Susan Solomon is senior scientist at the Aeronomy Laboratory, National Oceanic and Atmospheric Administration, Boulder, Colorado. An acknowledged world leader in ozone depletion research, she was honoured with the U.S. National Medal of Science in 1999 for 'key insights in explaining the cause of the Antarctic ozone hole'. Among her many other distinctions is an Antarctic glacier named after her.
Biography / Memoir
Out of Print
383 pages, B/w photos, illus
Had we lived, I should have had a tale to tell of the hardihood, endurance, and courage of my companions which would have stirred the heart of every Englishman. These rough notes and our dead bodies must tell the tale. R. Scott, written after travelling for weeks of daily temperatures below minus 35 degrees F. "This is a very well balanced and meticulously researched book. It shows beyond doubt how false and shallow have been the many malicious and blinkered books and films in their bland condemnation of Captain Scott as a bumbler and inept leader.

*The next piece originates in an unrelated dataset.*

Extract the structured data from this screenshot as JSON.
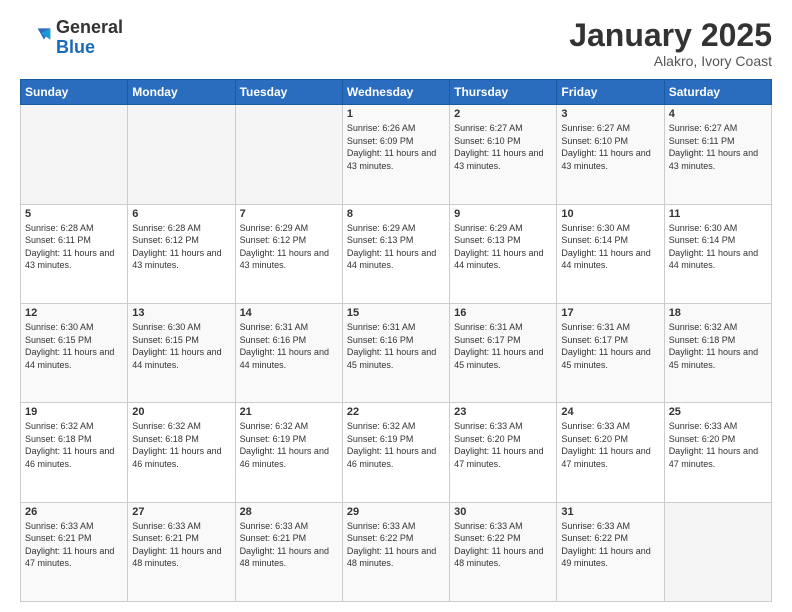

Quite the opposite was actually true and The Coldest March goes a long way to putting polar history right and thereby to killing off the vicious myth about one of Britain's great explorers." Sir Ranulph Fiennes "A fresh and captivating look at one of the most tragic sagas in the annals of exploration. Solomon takes the reader on a breathtaking ride through Antarctica's beauty, history, and uniquely forbidding weather. Carefully researched, innovative, and elegantly written, The Coldest March will fascinate and inform anyone intrigued by polar adventure or the interplay of science and society." Paul Ehrlich, author of Human Natures and Wild Solutions "An inspiring chronicle of Antarctic scientific exploration at its most heroic. It is a tale of vision, courage, endurance, patriotism, loyalty, and all the strengths and frailties of the human spirit. Above all, it is good science, good history, and gripping reading." J.W. Zillman, president of the World Meteorological Organization "A great adventure story, made even more compelling by a modern scientific detective." Bruce Babbit, former Secretary of the Interior "Scott's South Pole expedition ended in tragedy. This book is a valuable and sympathetic contribution to the great story, written by the leader of an expedition that ended in triumph." Jonathan Weiner, author of The Beak of the Finch and Time, Love, Memory